The details came out in a decision filed by five members of a federal panel on judicial conduct. The decision was in response to a petition filed by Boyce in August asking that his name be kept confidential and that his case not be referred to the Justice Department. Both requests were denied.
Martin's spokeswoman Claire Parker emphasized in emails to TPM on Saturday that the retired judge had "a lifetime commitment to public service and integrity" and that he still hoped to be able to move on from the investigation quickly.
"Judge Martin looks forward to working with the Department of Justice to resolve this matter expeditiously," Parker wrote. "Judge Martin continues to participate in activities focused on improving the court system on which he served with distinction for nearly thirty-five years."
The panel's decision said that Martin had offered to pay back nearly $140,000 in expenses after questions were raised about his travel.
Parker said the sum Martin was paying back included all of his travel expenses, "not simply those in question," from an almost five-year period, and that he was doing so "voluntarily." She declined to disclose how much money was in question in the case but described it as "a fraction of the total travel expenses incurred."
Martin is a Democrat who was first appointed to the 6th U.S Circuit Court of Appeals by President Jimmy Carter in 1979. At the time of his retirement, he was the court's longest serving judge.
In an interview with the Louisville Courier-Journal in July, Martin talked fondly of his time on the bench but also said both he and his wife were battling cancer.
“It is time to go,” Martin told the newspaper. “I want to go out at the top of my game rather than having to be carried up and down from the bench.”
Behind the scenes, Martin was apparently trying to put to rest a court investigation into his travel expenses.

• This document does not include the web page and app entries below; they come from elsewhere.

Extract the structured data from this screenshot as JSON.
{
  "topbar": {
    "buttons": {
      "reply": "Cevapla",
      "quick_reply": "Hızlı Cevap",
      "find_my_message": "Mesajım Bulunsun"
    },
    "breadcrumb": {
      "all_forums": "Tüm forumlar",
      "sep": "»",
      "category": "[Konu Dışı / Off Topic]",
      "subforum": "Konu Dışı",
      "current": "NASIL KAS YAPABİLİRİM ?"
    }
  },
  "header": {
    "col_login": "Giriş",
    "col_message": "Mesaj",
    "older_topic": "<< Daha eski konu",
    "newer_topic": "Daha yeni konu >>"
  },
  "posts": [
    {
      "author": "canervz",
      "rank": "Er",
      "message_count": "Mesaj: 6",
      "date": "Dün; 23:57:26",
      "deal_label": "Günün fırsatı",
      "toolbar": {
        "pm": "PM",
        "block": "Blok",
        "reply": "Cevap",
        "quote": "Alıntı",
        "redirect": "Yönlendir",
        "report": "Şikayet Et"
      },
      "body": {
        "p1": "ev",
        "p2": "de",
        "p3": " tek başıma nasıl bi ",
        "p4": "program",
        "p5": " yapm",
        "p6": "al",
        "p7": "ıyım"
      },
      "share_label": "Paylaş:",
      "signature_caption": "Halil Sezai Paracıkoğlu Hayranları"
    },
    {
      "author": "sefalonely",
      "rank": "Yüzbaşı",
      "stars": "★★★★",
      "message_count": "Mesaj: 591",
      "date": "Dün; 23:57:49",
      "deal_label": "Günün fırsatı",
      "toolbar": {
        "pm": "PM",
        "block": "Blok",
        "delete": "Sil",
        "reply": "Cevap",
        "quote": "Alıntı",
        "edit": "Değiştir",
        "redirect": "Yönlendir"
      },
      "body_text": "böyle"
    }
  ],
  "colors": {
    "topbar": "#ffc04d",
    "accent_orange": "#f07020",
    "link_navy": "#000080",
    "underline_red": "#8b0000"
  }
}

A judicial committee looking into the matter even notified him that it planned to take his testimony about the spending.
Before the investigation could go any further, according to Friday’s decision, Martin submitted his letter of resignation to President Obama. Because of that, the court investigators halted their inquiry and never reached a conclusion about the expenses.
He told the court he planned to pay back the travel expenses in three installments, concluding in August 2013, and hoped that would be enough to make the matter go away.
In its decision, the panel said that Martin had paid the first two installments but had yet to make the third. His spokeswoman told TPM on Saturday that a mistake had been made and Martin was working to correct it.
"He mailed the third installment on August 16, 2013 and learned yesterday for the first time from the court that it did not receive the check," his spokeswoman wrote in an email. "He immediately stopped payment of the original check and reissued a new check to complete the reimbursement."
The panel's decision also noted Martin had blamed the travel expenses on “administrative errors” despite his plans to pay them back. Additionally, it said he disputed that a number of the expenses were inappropriate.
In its decision, the panel wrote that the court's efforts to disclose Martin’s name and refer his case to the Justice Department’s Public Integrity Section were appropriate under federal rules.
Update: This post has been updated to include comments from Martin's spokeswoman, including her description that the nearly $140,000 in repayments to the court include travel expenses beyond those that were questioned in the case.